Common causes of hearing loss include:

Age (being over 60 significantly spikes your chances)

Exposure to loud noises, such as attending a concert without ear protection

Ear infection

Perforated (burst) eardrum

Ménière’s disease

Family history

It's important to consult your doctor on any of the above. This will help guide any hearing loss treatment and create a management plan for you to follow. 

What are the first signs of hearing loss?

Because hearing loss can happen gradually, it’s not unusual for people to be living with symptoms for some time. With this in mind, it's important to be aware of the most common signs of hearing loss to help prevent any unnecessary suffering for you and your loved ones. 

Things to look out for include:

Difficulty hearing other people clearly

Trouble hearing whilst on the phone

Misunderstanding what is being said, especially in noisy places

Asking people to repeat themselves

Turning up the TV volume too loud for others

Withdrawal from conversations

A reluctance to socialise

If you notice any of these or are worried about any unusual changes, make an appointment to see your doctor immediately.

What happens when you have hearing loss?

Naturally, your first thought may be to panic when you realise you have a hearing loss, followed by feelings of anxiety, anger, frustration and hopelessness. Losing your hearing is a big loss and because of the social consequences, a hearing-impaired person will often retreat from social interactions. The problem is not just in the person’s inability to hear but also how badly they can handle being without such an integral part of their life.

Can hearing loss be prevented?

Hearing loss may happen as you get older, but that doesn’t mean there aren’t things that can help slow down the process.

Some ways to prevent hearing loss include:

Avoid loud noises

Keep headphone volume low

Wear ear plugs or protective earmuffs

Use quieter products

Get your hearing tested

While it’s impossible to know whether your hearing is benefiting from these measures, ensuring precautions are taken will limit potentially harmful listening habits.

What are the three types of hearing loss?

Although hearing loss affects people in different ways, there are three main types to be aware of, with varying symptons. These include:

Conductive: This is when the passage of sound is blocked in either the ear canal or middle ear, usually due to an obstruction or trauma. It can affect one of both ears.

Sensorineural: Accounting for about 90% of reported hearing loss, this is the most common form of hearing loss and is due to nerve damage.

Mixed: A combination of conductive and sensorineural hearing loss, meaning there’s damage to both the outer and inner ear.

If you suspect any of the above, book yourself a free hearing health check here.

Frequently asked questions

Can hearing loss affect memory?

Hearing plays a major role in keeping your memory and brain sharp.

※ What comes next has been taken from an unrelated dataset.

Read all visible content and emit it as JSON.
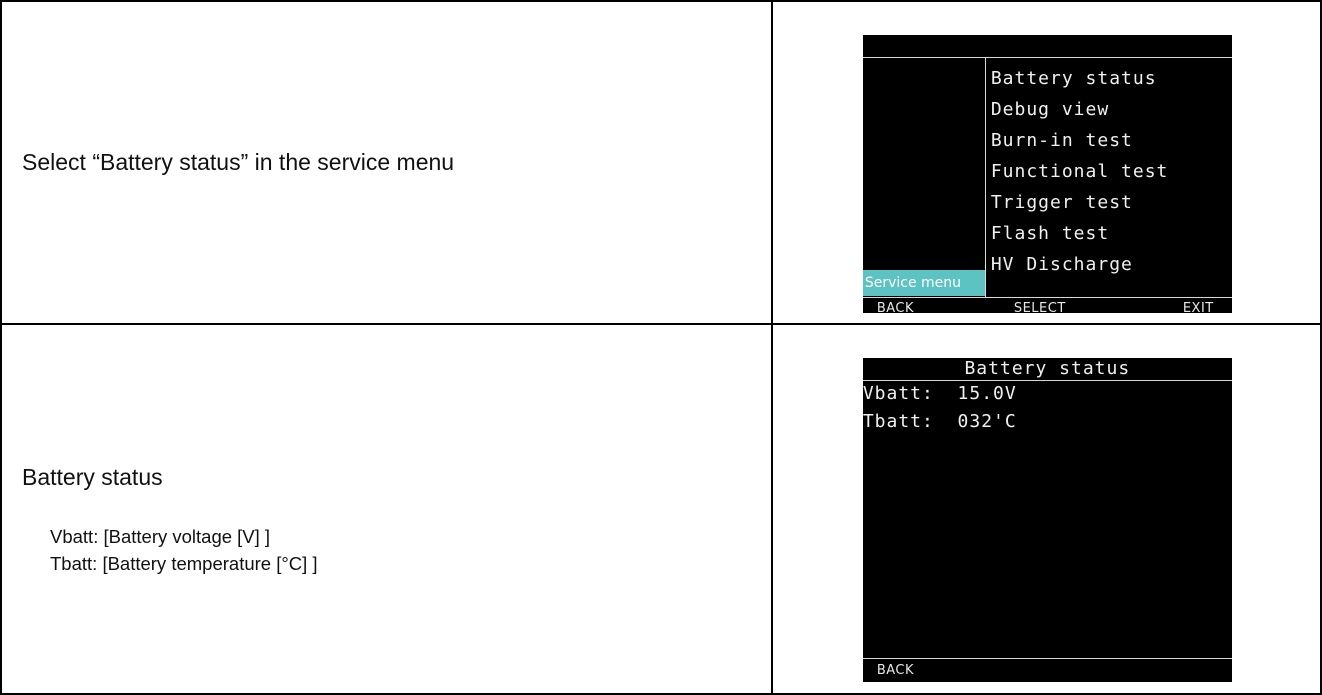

Untreated hearing loss has been linked to impaired memory, balance issues and even dementia. This is why it’s important to make sure your hearing health is as well looked after as possible.

Can hearing loss be cured?

Hearing loss can be treated but not restored. Most of the time, a hearing aid will be the best solution.

Can hearing loss be genetic?

Those with a family history of hearing loss are more likely to experience it themselves. It’s important your doctor knows about any family history of hearing loss. You will most likely be referred on for additional testing and monitoring.

Can hearing loss cause headaches?

Headaches are a secondary symptom of hearing loss. Although hearing loss with headaches may also signal that you have an underlying ear condition. Book an appointment with your doctor to check there’s no problem.

Can hearing loss cause depression?

If left untreated, you can develop depression as a result of hearing loss. This is because adjusting to everyday life without one of the five senses often proves difficult, particularly if you are a sociable person. Speak to your GP about possible treatments for hearing loss.

Any kind of hearing loss is scary, but you don’t have to suffer alone. If you have a problem with hearing loss, get help from your doctor or a qualified audiologist.

Do you have any issues related to hearing loss? Arrange a consultation with a specialist at Boots Hearingcare to go through your case...